The second recommendation is the three phase intervention. Use this to help connect with your child. The three phase intervention consists of reflect, relate, and regulate. Reflect:  How am I feeling right now? It is not OK for a parent to say to a child "Tell me how you feel” unless the parent has examined his or her own feelings. When you connect to yourself, you can communicate in a secure way. Relate: While you’re breathing say “I feel ________ right now, and I need to know how you feel.” The child may not know, so give him or her words for what you sense they are feeling. “You look (angry/sad/scared). Are you feeling ___________?” Then say “Tell me more, I want to hear about it.” “Tell me louder.” Regulate: Remain emotionally regulated (calm, in control of your own feelings) and accept all the feelings your child can give you. Your calm, regulated state will help your child become regulated and move into a positive relationship with you.

Thirdly, I recommend that the parents explore what is contributing to the negative neurological feedback loops within the family. The parents need to identify their negative reactions to their child’s behavior. They need to understand what in their own pasts triggers this negative reaction. Understanding this is critical in developing secure attachments with children. Parents need to have an understanding of their own childhood attachments. Their own history of attachments and relationships is the blueprint they follow. Until this blueprint is changed they will continue to perpetuate negative neurological feedback loops within the family.

Jesus said in Luke 18:16 to "let the children come to me." This is Godly advice for parents. Jesus was a safe place for children. Parents need to strive to be a safe place for their children.

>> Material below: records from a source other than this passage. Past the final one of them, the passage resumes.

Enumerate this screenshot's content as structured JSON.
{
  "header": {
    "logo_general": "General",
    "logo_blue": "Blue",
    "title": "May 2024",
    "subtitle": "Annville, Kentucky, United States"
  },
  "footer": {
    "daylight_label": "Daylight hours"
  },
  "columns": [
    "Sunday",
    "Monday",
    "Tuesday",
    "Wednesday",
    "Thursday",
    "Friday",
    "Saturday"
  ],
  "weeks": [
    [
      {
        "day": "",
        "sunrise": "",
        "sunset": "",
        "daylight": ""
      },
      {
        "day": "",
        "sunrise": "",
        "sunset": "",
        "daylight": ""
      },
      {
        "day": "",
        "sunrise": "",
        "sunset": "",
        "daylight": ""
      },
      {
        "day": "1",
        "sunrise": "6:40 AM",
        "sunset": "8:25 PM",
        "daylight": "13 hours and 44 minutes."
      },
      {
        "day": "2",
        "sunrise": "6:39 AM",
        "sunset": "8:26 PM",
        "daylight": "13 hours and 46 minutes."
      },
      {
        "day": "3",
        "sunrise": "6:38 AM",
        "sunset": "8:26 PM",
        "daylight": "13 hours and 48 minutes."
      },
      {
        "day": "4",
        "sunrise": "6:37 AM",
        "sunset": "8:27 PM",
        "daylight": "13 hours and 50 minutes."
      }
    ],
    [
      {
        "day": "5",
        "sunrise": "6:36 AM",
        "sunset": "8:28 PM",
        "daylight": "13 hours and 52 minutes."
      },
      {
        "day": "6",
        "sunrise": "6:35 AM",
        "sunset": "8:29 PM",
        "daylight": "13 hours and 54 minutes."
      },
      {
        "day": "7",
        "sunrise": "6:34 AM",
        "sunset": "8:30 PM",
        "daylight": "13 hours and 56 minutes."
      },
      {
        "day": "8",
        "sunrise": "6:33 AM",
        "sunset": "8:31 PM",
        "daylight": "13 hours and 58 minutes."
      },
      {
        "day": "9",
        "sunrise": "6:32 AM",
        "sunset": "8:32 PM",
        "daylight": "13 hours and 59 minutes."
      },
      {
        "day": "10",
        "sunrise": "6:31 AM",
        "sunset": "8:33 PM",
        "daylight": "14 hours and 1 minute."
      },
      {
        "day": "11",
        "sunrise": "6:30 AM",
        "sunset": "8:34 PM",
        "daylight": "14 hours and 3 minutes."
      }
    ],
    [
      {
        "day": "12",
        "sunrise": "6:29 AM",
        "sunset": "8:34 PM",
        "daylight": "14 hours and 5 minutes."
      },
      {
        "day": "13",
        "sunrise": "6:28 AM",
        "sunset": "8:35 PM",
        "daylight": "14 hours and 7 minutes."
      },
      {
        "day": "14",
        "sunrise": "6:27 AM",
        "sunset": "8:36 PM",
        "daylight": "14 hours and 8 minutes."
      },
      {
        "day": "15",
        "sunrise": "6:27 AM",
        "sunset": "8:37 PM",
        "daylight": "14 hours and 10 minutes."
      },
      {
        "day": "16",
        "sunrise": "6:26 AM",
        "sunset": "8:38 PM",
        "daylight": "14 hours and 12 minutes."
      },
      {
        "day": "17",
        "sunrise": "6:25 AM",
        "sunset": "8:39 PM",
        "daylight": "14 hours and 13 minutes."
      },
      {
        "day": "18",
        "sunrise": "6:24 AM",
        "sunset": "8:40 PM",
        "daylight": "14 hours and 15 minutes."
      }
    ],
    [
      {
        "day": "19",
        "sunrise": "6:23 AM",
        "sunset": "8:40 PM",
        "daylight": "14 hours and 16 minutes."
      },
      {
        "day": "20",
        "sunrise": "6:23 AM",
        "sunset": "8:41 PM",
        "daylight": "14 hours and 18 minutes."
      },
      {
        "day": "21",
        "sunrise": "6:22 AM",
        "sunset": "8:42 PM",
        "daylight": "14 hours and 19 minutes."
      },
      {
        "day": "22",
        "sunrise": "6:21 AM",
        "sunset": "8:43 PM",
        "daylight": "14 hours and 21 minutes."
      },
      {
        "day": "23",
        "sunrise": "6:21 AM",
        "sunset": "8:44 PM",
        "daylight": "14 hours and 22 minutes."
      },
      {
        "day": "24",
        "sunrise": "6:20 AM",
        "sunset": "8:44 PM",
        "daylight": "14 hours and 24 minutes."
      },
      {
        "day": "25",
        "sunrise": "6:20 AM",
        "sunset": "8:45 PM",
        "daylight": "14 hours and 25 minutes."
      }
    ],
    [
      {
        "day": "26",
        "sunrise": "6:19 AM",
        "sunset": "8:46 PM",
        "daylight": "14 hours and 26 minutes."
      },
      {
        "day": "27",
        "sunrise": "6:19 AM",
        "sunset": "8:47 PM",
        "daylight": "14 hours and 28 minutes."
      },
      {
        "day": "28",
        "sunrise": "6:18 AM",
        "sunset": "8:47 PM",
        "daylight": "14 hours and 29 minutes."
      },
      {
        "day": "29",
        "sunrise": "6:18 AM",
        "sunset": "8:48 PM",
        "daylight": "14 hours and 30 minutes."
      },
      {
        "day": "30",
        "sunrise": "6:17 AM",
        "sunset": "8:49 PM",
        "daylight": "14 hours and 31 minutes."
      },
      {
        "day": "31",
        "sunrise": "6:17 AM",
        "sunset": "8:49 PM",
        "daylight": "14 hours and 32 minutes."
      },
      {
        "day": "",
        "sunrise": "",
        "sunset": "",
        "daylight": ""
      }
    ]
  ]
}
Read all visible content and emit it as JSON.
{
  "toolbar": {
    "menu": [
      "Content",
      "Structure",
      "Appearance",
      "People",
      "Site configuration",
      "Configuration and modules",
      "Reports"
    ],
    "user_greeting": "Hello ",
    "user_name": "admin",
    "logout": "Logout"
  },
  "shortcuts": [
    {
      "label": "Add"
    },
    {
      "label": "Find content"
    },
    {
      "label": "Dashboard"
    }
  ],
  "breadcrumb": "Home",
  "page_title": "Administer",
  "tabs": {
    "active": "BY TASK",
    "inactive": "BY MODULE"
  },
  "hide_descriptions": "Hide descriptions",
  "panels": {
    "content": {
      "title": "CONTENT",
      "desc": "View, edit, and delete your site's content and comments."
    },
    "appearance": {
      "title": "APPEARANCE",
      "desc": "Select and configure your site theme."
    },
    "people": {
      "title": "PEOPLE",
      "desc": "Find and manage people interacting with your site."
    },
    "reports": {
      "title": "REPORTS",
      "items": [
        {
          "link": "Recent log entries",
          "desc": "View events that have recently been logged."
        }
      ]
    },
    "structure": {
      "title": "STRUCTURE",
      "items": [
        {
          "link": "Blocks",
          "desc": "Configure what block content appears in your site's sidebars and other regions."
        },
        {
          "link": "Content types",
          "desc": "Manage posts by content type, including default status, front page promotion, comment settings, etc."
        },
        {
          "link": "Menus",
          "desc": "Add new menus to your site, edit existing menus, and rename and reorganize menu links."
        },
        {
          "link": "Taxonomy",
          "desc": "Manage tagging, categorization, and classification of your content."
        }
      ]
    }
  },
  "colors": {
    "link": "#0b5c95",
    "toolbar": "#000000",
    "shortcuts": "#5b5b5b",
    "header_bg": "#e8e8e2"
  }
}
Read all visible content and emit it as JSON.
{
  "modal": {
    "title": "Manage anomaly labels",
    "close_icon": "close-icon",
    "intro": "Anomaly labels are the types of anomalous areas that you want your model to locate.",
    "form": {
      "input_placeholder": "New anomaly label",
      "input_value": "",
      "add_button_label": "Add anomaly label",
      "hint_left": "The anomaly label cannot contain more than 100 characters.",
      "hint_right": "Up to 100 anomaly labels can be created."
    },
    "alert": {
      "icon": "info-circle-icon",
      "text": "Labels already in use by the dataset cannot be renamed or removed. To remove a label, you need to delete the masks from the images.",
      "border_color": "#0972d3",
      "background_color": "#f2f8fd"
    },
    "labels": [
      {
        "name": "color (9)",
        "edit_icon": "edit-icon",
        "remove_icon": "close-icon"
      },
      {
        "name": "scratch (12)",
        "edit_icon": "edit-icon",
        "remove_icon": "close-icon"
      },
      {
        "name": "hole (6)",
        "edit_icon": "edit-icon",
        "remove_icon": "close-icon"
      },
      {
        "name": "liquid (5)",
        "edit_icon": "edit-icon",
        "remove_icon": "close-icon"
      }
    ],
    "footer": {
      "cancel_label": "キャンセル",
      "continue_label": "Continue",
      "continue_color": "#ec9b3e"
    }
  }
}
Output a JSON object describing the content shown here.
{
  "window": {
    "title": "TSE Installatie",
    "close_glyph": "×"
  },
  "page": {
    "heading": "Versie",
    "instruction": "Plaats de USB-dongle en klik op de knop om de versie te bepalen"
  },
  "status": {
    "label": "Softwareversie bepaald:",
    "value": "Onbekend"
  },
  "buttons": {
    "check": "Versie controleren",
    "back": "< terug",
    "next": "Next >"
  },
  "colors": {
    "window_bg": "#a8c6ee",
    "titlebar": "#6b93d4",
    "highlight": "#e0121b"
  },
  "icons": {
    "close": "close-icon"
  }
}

About the Author: Ken Thom, MS, LPC,* specializes in assisting individuals, families, and children in trauma or distress. A nationally recognized Christian counselor and published author, Ken uses Scripture and Biblical truths along with the Post Institute Stress Model to put love into action to heal relationships. Ken has over 25 years of experience working with people with alcohol and drug addiction; sexual, physical, and emotional abuse; mood disorders; ADHD and other behavioral disorders; and relationship and marital problems. A parent and grandparent, in his free time, Ken supports faith-based community efforts, youth and men's ministries at his church, and serves on the Board of Directors for the Academy for Christian Education. As a recovering alcoholic and drug addict himself, Ken's personal experience allows him to better assist his clients in "Healing Relationships through Love in Action." You can find him on the web at

*Master of Science, Licensed Professional Counselor